Make the poblanos rellenos:

  1. Cut a 1 1/2-inch slit lengthwise in each poblano near the stem end. Pour oil to a depth of 3/4 inch in a 12-inch cast-iron skillet; heat oil over medium-high to 350°F. Working in 2 batches, fry poblanos in hot oil, flipping once or twice, until blistered all over, about 4 minutes per batch. Transfer poblanos to a bowl, and let cool slightly, about 20 minutes.

  2. Preheat oven to 375°F. Lightly grease a rimmed baking sheet with oil. Carefully peel blistered skins off poblanos under cold running water; discard skins. Gently wash out the majority of the poblano seeds, being careful not to let poblanos split further down the chiles’ sides.

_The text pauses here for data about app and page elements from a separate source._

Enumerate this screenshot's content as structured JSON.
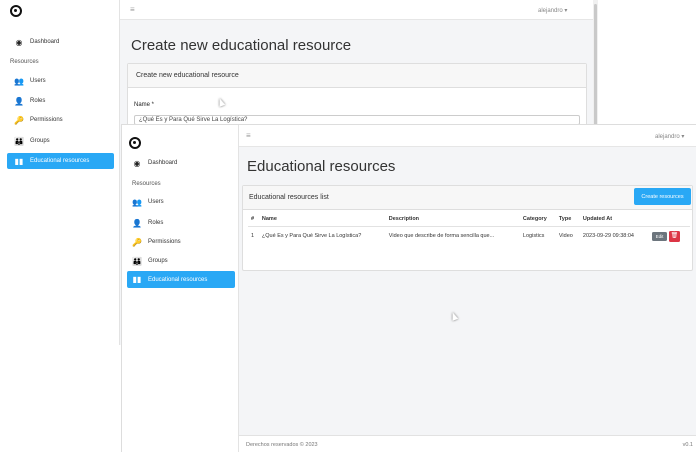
{
  "back": {
    "nav": {
      "dashboard": "Dashboard",
      "section": "Resources",
      "users": "Users",
      "roles": "Roles",
      "permissions": "Permissions",
      "groups": "Groups",
      "educational": "Educational resources"
    },
    "topbar": {
      "hamburger": "≡",
      "user": "alejandro ▾"
    },
    "title": "Create new educational resource",
    "card_header": "Create new educational resource",
    "name_label": "Name *",
    "name_value": "¿Qué Es y Para Qué Sirve La Logística?"
  },
  "front": {
    "nav": {
      "dashboard": "Dashboard",
      "section": "Resources",
      "users": "Users",
      "roles": "Roles",
      "permissions": "Permissions",
      "groups": "Groups",
      "educational": "Educational resources"
    },
    "topbar": {
      "hamburger": "≡",
      "user": "alejandro ▾"
    },
    "title": "Educational resources",
    "card_header": "Educational resources list",
    "create_button": "Create resources",
    "table": {
      "headers": [
        "#",
        "Name",
        "Description",
        "Category",
        "Type",
        "Updated At"
      ],
      "rows": [
        {
          "num": "1",
          "name": "¿Qué Es y Para Qué Sirve La Logística?",
          "description": "Video que describe de forma sencilla que...",
          "category": "Logistics",
          "type": "Video",
          "updated": "2023-09-29 09:38:04",
          "edit": "Edit",
          "delete": "🗑"
        }
      ]
    },
    "footer": {
      "left": "Derechos reservados © 2023",
      "right": "v0.1"
    }
  },
  "icons": {
    "dashboard": "dashboard-icon",
    "users": "users-icon",
    "roles": "roles-icon",
    "permissions": "key-icon",
    "groups": "groups-icon",
    "educational": "book-icon"
  },
  "colors": {
    "accent": "#29a8f5",
    "danger": "#dc3545",
    "secondary": "#6c757d"
  }
}
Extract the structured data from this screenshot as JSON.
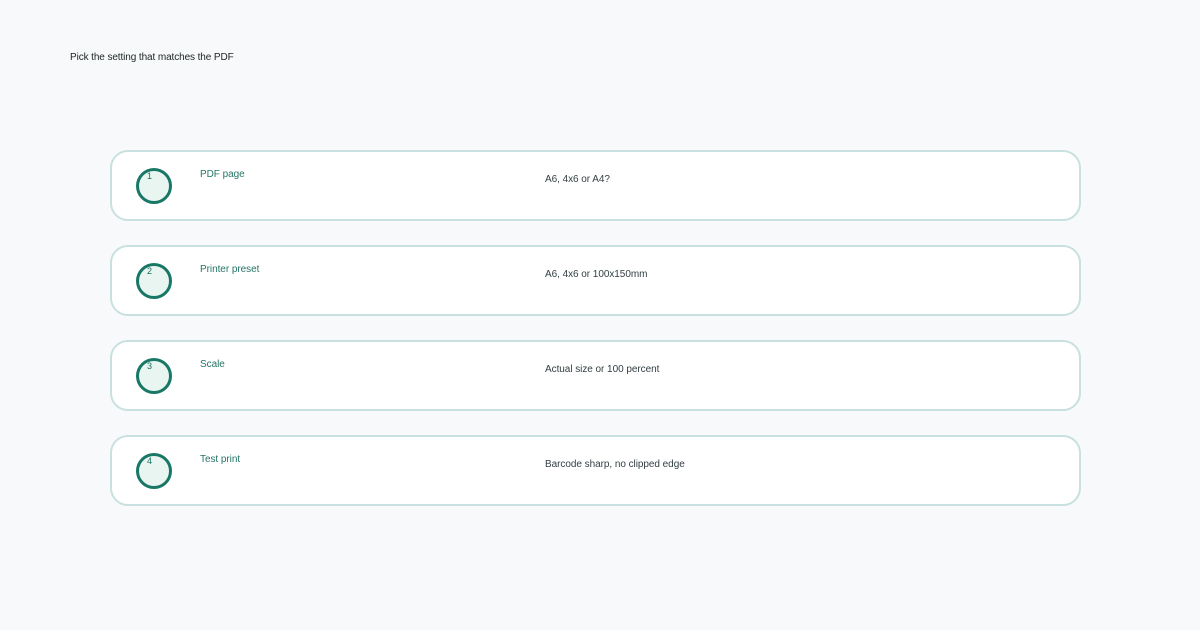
{
  "header": {
    "instruction": "Pick the setting that matches the PDF"
  },
  "steps": [
    {
      "number": "1",
      "title": "PDF page",
      "detail": "A6, 4x6 or A4?"
    },
    {
      "number": "2",
      "title": "Printer preset",
      "detail": "A6, 4x6 or 100x150mm"
    },
    {
      "number": "3",
      "title": "Scale",
      "detail": "Actual size or 100 percent"
    },
    {
      "number": "4",
      "title": "Test print",
      "detail": "Barcode sharp, no clipped edge"
    }
  ],
  "colors": {
    "background": "#f7f9fb",
    "card_border": "#c8e0df",
    "accent": "#187865",
    "accent_fill": "#e8f5f1",
    "title_text": "#247565",
    "detail_text": "#334043"
  }
}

  3. Carefully stuff 2/3 cup picadillo dulce into each poblano, inserting mixture through 1 1/2-inch slit. Place poblanos, stuffed side up, on prepared baking sheet. Bake in preheated oven until heated through, about 10 minutes.

  4. Spoon caldillo de tomate evenly onto plates or a large platter. Arrange poblanos on top, and serve.

To Make Ahead

Stuffed poblanos can be covered and refrigerated up to 24 hours before baking. Let poblanos come to room temperature while oven preheats. Caldillo de Tomate may be stored in refrigerator, covered, up to 3 days or in freezer up to 1 month; thaw in refrigerator before using. Picadillo dulce can be made up to 3 days in advance and stored in an airtight container in refrigerator.


  • Lard for the Caldillo de Tomate can be found at most grocery stores near the cooking fats or in the international aisle–or opt for vegetable oil instead of lard for a vegetarian version. 
  • Flash-frying the fresh poblanos in step 6 makes peeling them quick and easy. Alternately, chiles can be blistered over the open flame of a gas stove. Cook over high, turning poblanos occasionally using tongs, until well charred on all sides, 4 to 8 minutes. Transfer to a large bowl, and cover tightly with plastic wrap. Let stand 20 minutes. Proceed with step 7.

Suggested Pairing

Juicy, spicy Zinfandel: Brown Estate Napa Valley

Related Articles